What is being asked:
Read through the lines below and copy the ones holding the string "grid".

── Data ──

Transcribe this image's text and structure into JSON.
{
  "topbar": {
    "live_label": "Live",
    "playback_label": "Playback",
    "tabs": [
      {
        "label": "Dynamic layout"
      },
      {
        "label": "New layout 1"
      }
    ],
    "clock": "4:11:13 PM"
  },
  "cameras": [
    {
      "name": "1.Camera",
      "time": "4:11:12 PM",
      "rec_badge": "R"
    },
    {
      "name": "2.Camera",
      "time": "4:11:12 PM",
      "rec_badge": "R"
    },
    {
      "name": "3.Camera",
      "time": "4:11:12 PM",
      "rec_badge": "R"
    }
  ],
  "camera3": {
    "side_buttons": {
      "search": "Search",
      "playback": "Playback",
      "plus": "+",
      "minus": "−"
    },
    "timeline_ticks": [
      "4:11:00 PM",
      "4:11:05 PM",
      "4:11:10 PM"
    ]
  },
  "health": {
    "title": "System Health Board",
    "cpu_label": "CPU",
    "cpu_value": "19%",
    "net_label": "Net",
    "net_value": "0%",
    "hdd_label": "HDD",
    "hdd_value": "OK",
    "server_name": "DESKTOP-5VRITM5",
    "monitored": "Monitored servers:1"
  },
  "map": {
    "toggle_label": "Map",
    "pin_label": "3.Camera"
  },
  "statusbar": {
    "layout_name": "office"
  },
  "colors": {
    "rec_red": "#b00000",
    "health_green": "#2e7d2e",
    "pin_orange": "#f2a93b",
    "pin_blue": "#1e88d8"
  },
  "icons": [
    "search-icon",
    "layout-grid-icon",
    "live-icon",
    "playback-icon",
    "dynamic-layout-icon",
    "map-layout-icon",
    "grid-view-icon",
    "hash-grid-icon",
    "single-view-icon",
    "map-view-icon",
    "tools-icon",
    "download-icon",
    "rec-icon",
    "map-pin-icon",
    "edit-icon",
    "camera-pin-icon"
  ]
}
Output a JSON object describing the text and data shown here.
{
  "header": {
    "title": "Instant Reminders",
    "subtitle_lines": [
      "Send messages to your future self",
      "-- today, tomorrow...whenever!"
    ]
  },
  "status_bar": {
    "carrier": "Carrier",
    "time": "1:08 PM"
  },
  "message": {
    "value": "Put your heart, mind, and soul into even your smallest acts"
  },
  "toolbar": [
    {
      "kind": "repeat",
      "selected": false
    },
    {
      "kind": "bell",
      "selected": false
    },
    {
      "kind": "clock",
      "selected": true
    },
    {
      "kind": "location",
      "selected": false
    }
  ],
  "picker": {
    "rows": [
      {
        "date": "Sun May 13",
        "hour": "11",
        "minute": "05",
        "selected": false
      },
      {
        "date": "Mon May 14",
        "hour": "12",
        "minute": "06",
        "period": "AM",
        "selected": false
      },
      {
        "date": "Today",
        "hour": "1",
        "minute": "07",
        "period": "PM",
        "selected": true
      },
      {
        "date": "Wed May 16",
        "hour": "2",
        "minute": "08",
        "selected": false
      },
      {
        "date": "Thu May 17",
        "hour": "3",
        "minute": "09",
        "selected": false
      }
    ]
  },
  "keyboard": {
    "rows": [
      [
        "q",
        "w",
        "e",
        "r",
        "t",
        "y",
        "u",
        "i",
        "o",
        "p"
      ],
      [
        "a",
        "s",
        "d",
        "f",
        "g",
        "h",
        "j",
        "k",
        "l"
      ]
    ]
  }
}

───

Result below:
    "layout-grid-icon",
    "grid-view-icon",
    "hash-grid-icon",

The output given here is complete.